[Dataset rows for apps and sites]
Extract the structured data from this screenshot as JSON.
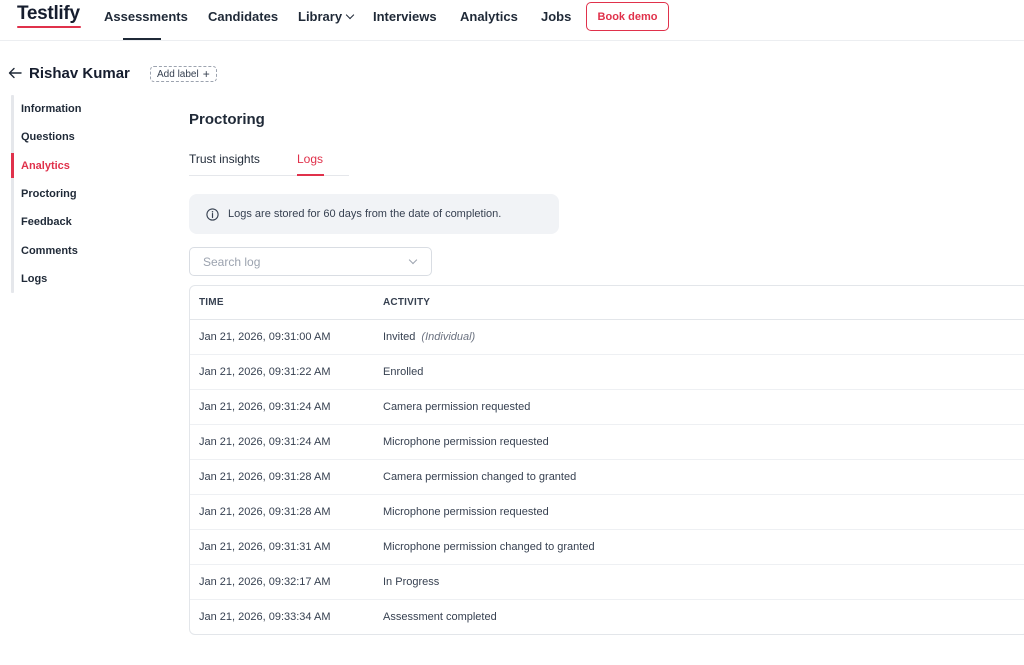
{
  "brand": {
    "logo_text": "Testlify",
    "accent_color": "#e0314b"
  },
  "nav": {
    "items": [
      {
        "label": "Assessments",
        "active": true
      },
      {
        "label": "Candidates"
      },
      {
        "label": "Library",
        "has_dropdown": true
      },
      {
        "label": "Interviews"
      },
      {
        "label": "Analytics"
      },
      {
        "label": "Jobs"
      }
    ],
    "cta_label": "Book demo"
  },
  "candidate": {
    "name": "Rishav Kumar",
    "add_label": "Add label"
  },
  "sidebar": {
    "items": [
      {
        "label": "Information"
      },
      {
        "label": "Questions"
      },
      {
        "label": "Analytics",
        "active": true
      },
      {
        "label": "Proctoring"
      },
      {
        "label": "Feedback"
      },
      {
        "label": "Comments"
      },
      {
        "label": "Logs"
      }
    ]
  },
  "main": {
    "title": "Proctoring",
    "tabs": [
      {
        "label": "Trust insights"
      },
      {
        "label": "Logs",
        "active": true
      }
    ],
    "info_text": "Logs are stored for 60 days from the date of completion.",
    "search_placeholder": "Search log"
  },
  "table": {
    "headers": {
      "time": "TIME",
      "activity": "ACTIVITY"
    },
    "rows": [
      {
        "time": "Jan 21, 2026, 09:31:00 AM",
        "activity": "Invited",
        "note": "(Individual)"
      },
      {
        "time": "Jan 21, 2026, 09:31:22 AM",
        "activity": "Enrolled",
        "note": ""
      },
      {
        "time": "Jan 21, 2026, 09:31:24 AM",
        "activity": "Camera permission requested",
        "note": ""
      },
      {
        "time": "Jan 21, 2026, 09:31:24 AM",
        "activity": "Microphone permission requested",
        "note": ""
      },
      {
        "time": "Jan 21, 2026, 09:31:28 AM",
        "activity": "Camera permission changed to granted",
        "note": ""
      },
      {
        "time": "Jan 21, 2026, 09:31:28 AM",
        "activity": "Microphone permission requested",
        "note": ""
      },
      {
        "time": "Jan 21, 2026, 09:31:31 AM",
        "activity": "Microphone permission changed to granted",
        "note": ""
      },
      {
        "time": "Jan 21, 2026, 09:32:17 AM",
        "activity": "In Progress",
        "note": ""
      },
      {
        "time": "Jan 21, 2026, 09:33:34 AM",
        "activity": "Assessment completed",
        "note": ""
      }
    ]
  }
}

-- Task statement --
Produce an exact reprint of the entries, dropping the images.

-- Response to this task --
Extract the structured data from this screenshot as JSON.
{
  "brand": {
    "logo_text": "Testlify",
    "accent_color": "#e0314b"
  },
  "nav": {
    "items": [
      {
        "label": "Assessments",
        "active": true
      },
      {
        "label": "Candidates"
      },
      {
        "label": "Library",
        "has_dropdown": true
      },
      {
        "label": "Interviews"
      },
      {
        "label": "Analytics"
      },
      {
        "label": "Jobs"
      }
    ],
    "cta_label": "Book demo"
  },
  "candidate": {
    "name": "Rishav Kumar",
    "add_label": "Add label"
  },
  "sidebar": {
    "items": [
      {
        "label": "Information"
      },
      {
        "label": "Questions"
      },
      {
        "label": "Analytics",
        "active": true
      },
      {
        "label": "Proctoring"
      },
      {
        "label": "Feedback"
      },
      {
        "label": "Comments"
      },
      {
        "label": "Logs"
      }
    ]
  },
  "main": {
    "title": "Proctoring",
    "tabs": [
      {
        "label": "Trust insights"
      },
      {
        "label": "Logs",
        "active": true
      }
    ],
    "info_text": "Logs are stored for 60 days from the date of completion.",
    "search_placeholder": "Search log"
  },
  "table": {
    "headers": {
      "time": "TIME",
      "activity": "ACTIVITY"
    },
    "rows": [
      {
        "time": "Jan 21, 2026, 09:31:00 AM",
        "activity": "Invited",
        "note": "(Individual)"
      },
      {
        "time": "Jan 21, 2026, 09:31:22 AM",
        "activity": "Enrolled",
        "note": ""
      },
      {
        "time": "Jan 21, 2026, 09:31:24 AM",
        "activity": "Camera permission requested",
        "note": ""
      },
      {
        "time": "Jan 21, 2026, 09:31:24 AM",
        "activity": "Microphone permission requested",
        "note": ""
      },
      {
        "time": "Jan 21, 2026, 09:31:28 AM",
        "activity": "Camera permission changed to granted",
        "note": ""
      },
      {
        "time": "Jan 21, 2026, 09:31:28 AM",
        "activity": "Microphone permission requested",
        "note": ""
      },
      {
        "time": "Jan 21, 2026, 09:31:31 AM",
        "activity": "Microphone permission changed to granted",
        "note": ""
      },
      {
        "time": "Jan 21, 2026, 09:32:17 AM",
        "activity": "In Progress",
        "note": ""
      },
      {
        "time": "Jan 21, 2026, 09:33:34 AM",
        "activity": "Assessment completed",
        "note": ""
      }
    ]
  }
}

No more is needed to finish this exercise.